* The input:
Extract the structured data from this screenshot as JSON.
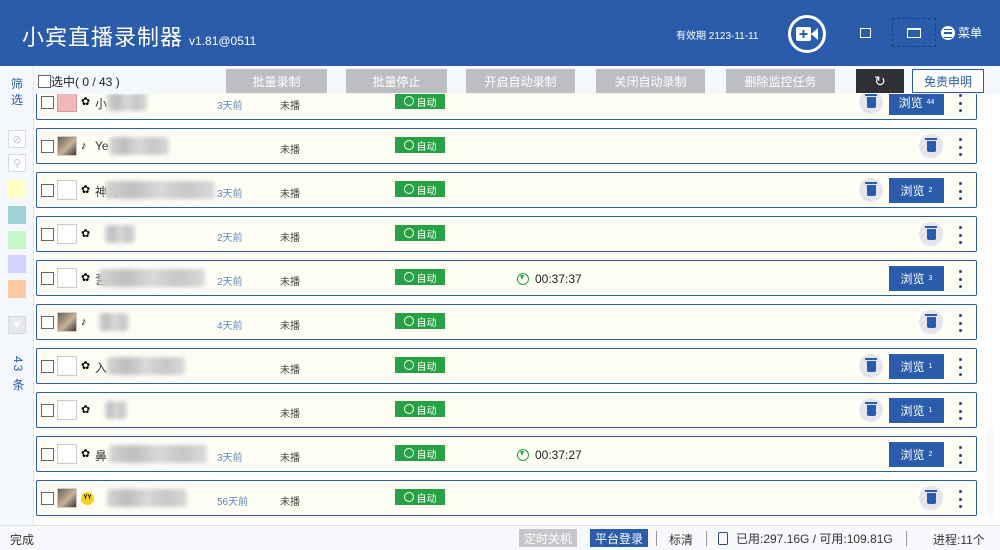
{
  "header": {
    "title": "小宾直播录制器",
    "version": "v1.81@0511",
    "validity": "有效期 2123-11-11",
    "menu_label": "菜单"
  },
  "sidebar": {
    "filter_label": "筛选",
    "count_label": "43 条",
    "swatch_colors": [
      "#fdfdc4",
      "#9fd3d3",
      "#c6f7c6",
      "#d4d0ff",
      "#fcc9a0"
    ]
  },
  "toolbar": {
    "select_label": "选中( 0  /  43 )",
    "buttons": [
      "批量录制",
      "批量停止",
      "开启自动录制",
      "关闭自动录制",
      "删除监控任务"
    ],
    "refresh_icon": "↻",
    "disclaimer": "免责申明"
  },
  "rows": [
    {
      "name": "小",
      "time_ago": "3天前",
      "status": "未播",
      "auto": "自动",
      "rec_time": "",
      "browse": "浏览",
      "browse_count": "44",
      "avatar": "pink-avatar",
      "platform": "fan-icon"
    },
    {
      "name": "Ye",
      "time_ago": "",
      "status": "未播",
      "auto": "自动",
      "rec_time": "",
      "browse": "",
      "browse_count": "",
      "avatar": "photo-avatar",
      "platform": "tiktok-icon"
    },
    {
      "name": "神先",
      "time_ago": "3天前",
      "status": "未播",
      "auto": "自动",
      "rec_time": "",
      "browse": "浏览",
      "browse_count": "2",
      "avatar": "blank-avatar",
      "platform": "fan-icon"
    },
    {
      "name": "",
      "time_ago": "2天前",
      "status": "未播",
      "auto": "自动",
      "rec_time": "",
      "browse": "",
      "browse_count": "",
      "avatar": "blank-avatar",
      "platform": "fan-icon"
    },
    {
      "name": "乭",
      "time_ago": "2天前",
      "status": "未播",
      "auto": "自动",
      "rec_time": "00:37:37",
      "browse": "浏览",
      "browse_count": "3",
      "avatar": "blank-avatar",
      "platform": "fan-icon"
    },
    {
      "name": "",
      "time_ago": "4天前",
      "status": "未播",
      "auto": "自动",
      "rec_time": "",
      "browse": "",
      "browse_count": "",
      "avatar": "photo-avatar",
      "platform": "tiktok-icon"
    },
    {
      "name": "入",
      "time_ago": "",
      "status": "未播",
      "auto": "自动",
      "rec_time": "",
      "browse": "浏览",
      "browse_count": "1",
      "avatar": "blank-avatar",
      "platform": "fan-icon"
    },
    {
      "name": "",
      "time_ago": "",
      "status": "未播",
      "auto": "自动",
      "rec_time": "",
      "browse": "浏览",
      "browse_count": "1",
      "avatar": "blank-avatar",
      "platform": "fan-icon"
    },
    {
      "name": "鼻",
      "time_ago": "3天前",
      "status": "未播",
      "auto": "自动",
      "rec_time": "00:37:27",
      "browse": "浏览",
      "browse_count": "2",
      "avatar": "blank-avatar",
      "platform": "fan-icon"
    },
    {
      "name": "",
      "time_ago": "56天前",
      "status": "未播",
      "auto": "自动",
      "rec_time": "",
      "browse": "",
      "browse_count": "",
      "avatar": "photo-avatar",
      "platform": "yy-icon"
    }
  ],
  "statusbar": {
    "done": "完成",
    "timer_shutdown": "定时关机",
    "platform_login": "平台登录",
    "quality": "标清",
    "disk": "已用:297.16G / 可用:109.81G",
    "processes": "进程:11个"
  },
  "colors": {
    "primary": "#2b5cab",
    "auto_green": "#25a244",
    "row_bg": "#fefef5"
  }
}
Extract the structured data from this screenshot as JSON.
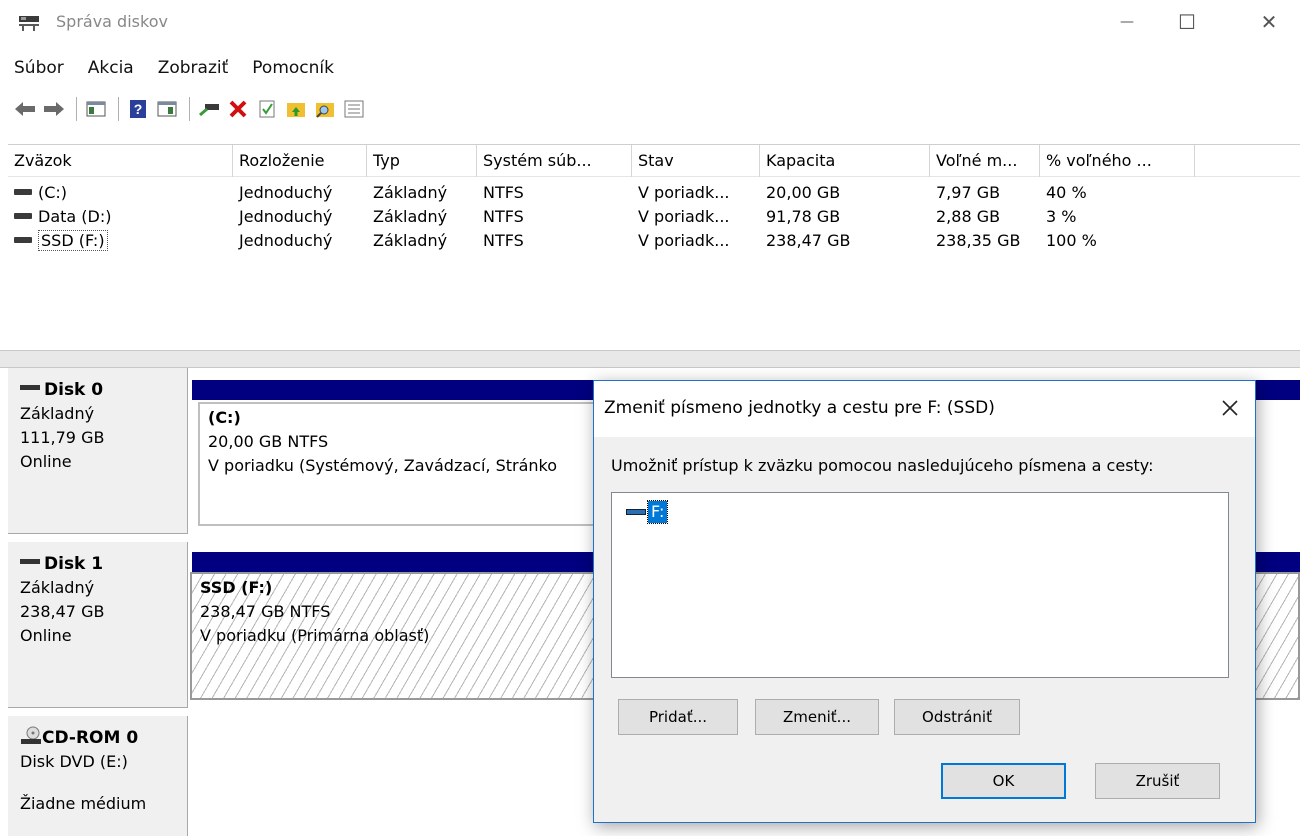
{
  "window": {
    "title": "Správa diskov",
    "minimize_glyph": "—",
    "maximize_glyph": "☐",
    "close_glyph": "✕"
  },
  "menu": {
    "items": [
      "Súbor",
      "Akcia",
      "Zobraziť",
      "Pomocník"
    ]
  },
  "toolbar": {
    "icons": [
      "back-icon",
      "forward-icon",
      "console-tree-icon",
      "help-icon",
      "show-hide-icon",
      "connect-icon",
      "delete-icon",
      "check-icon",
      "open-folder-up-icon",
      "search-folder-icon",
      "properties-list-icon"
    ]
  },
  "volumes": {
    "columns": [
      "Zväzok",
      "Rozloženie",
      "Typ",
      "Systém súb...",
      "Stav",
      "Kapacita",
      "Voľné m...",
      "% voľného ..."
    ],
    "rows": [
      {
        "volume": "(C:)",
        "layout": "Jednoduchý",
        "type": "Základný",
        "fs": "NTFS",
        "status": "V poriadk...",
        "capacity": "20,00 GB",
        "free": "7,97 GB",
        "pct": "40 %"
      },
      {
        "volume": "Data (D:)",
        "layout": "Jednoduchý",
        "type": "Základný",
        "fs": "NTFS",
        "status": "V poriadk...",
        "capacity": "91,78 GB",
        "free": "2,88 GB",
        "pct": "3 %"
      },
      {
        "volume": "SSD (F:)",
        "layout": "Jednoduchý",
        "type": "Základný",
        "fs": "NTFS",
        "status": "V poriadk...",
        "capacity": "238,47 GB",
        "free": "238,35 GB",
        "pct": "100 %"
      }
    ]
  },
  "disks": [
    {
      "name": "Disk 0",
      "type": "Základný",
      "size": "111,79 GB",
      "status": "Online",
      "partition": {
        "title": "(C:)",
        "size_fs": "20,00 GB NTFS",
        "status": "V poriadku (Systémový, Zavádzací, Stránko"
      }
    },
    {
      "name": "Disk 1",
      "type": "Základný",
      "size": "238,47 GB",
      "status": "Online",
      "partition": {
        "title": "SSD  (F:)",
        "size_fs": "238,47 GB NTFS",
        "status": "V poriadku (Primárna oblasť)"
      }
    },
    {
      "name": "CD-ROM 0",
      "type": "Disk DVD (E:)",
      "status": "Žiadne médium"
    }
  ],
  "dialog": {
    "title": "Zmeniť písmeno jednotky a cestu pre F: (SSD)",
    "prompt": "Umožniť prístup k zväzku pomocou nasledujúceho písmena a cesty:",
    "list_item": "F:",
    "add_button": "Pridať...",
    "change_button": "Zmeniť...",
    "remove_button": "Odstrániť",
    "ok_button": "OK",
    "cancel_button": "Zrušiť"
  },
  "colors": {
    "partition_bar": "#000080",
    "selection": "#0078d7",
    "dialog_border": "#1c73c9"
  }
}
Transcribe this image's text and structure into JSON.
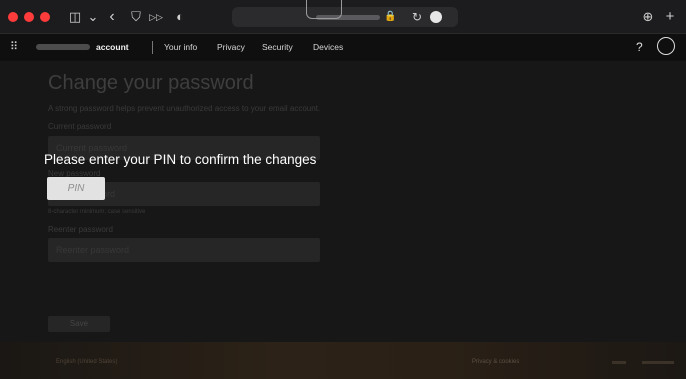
{
  "browser": {
    "icons": [
      "sidebar-icon",
      "chevron-down-icon",
      "back-icon",
      "shield-icon",
      "forward-icon",
      "privacy-icon",
      "lock-icon",
      "reload-icon",
      "extension-icon",
      "download-icon",
      "new-tab-icon"
    ],
    "glyphs": {
      "sidebar": "◫",
      "chevron_down": "⌄",
      "back": "‹",
      "shield": "⛉",
      "forward": "▷▷",
      "privacy": "◐",
      "lock": "🔒",
      "reload": "↻",
      "download": "⊕",
      "new_tab": "+"
    },
    "traffic_light_color": "#ff3b3b"
  },
  "nav": {
    "grid_glyph": "⠿",
    "account_label": "account",
    "items": [
      "Your info",
      "Privacy",
      "Security",
      "Devices"
    ],
    "help_label": "?"
  },
  "page": {
    "title": "Change your password",
    "lead": "A strong password helps prevent unauthorized access to your email account.",
    "current_label": "Current password",
    "current_placeholder": "Current password",
    "new_label": "New password",
    "new_placeholder": "New password",
    "hint": "8-character minimum; case sensitive",
    "reenter_label": "Reenter password",
    "reenter_placeholder": "Reenter password",
    "save_label": "Save"
  },
  "footer": {
    "language": "English (United States)",
    "privacy": "Privacy & cookies"
  },
  "pin_dialog": {
    "prompt": "Please enter your PIN to confirm the changes",
    "placeholder": "PIN"
  }
}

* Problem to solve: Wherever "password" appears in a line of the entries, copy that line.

* Answer to the problem:
    "title": "Change your password",
    "lead": "A strong password helps prevent unauthorized access to your email account.",
    "current_label": "Current password",
    "current_placeholder": "Current password",
    "new_label": "New password",
    "new_placeholder": "New password",
    "reenter_label": "Reenter password",
    "reenter_placeholder": "Reenter password",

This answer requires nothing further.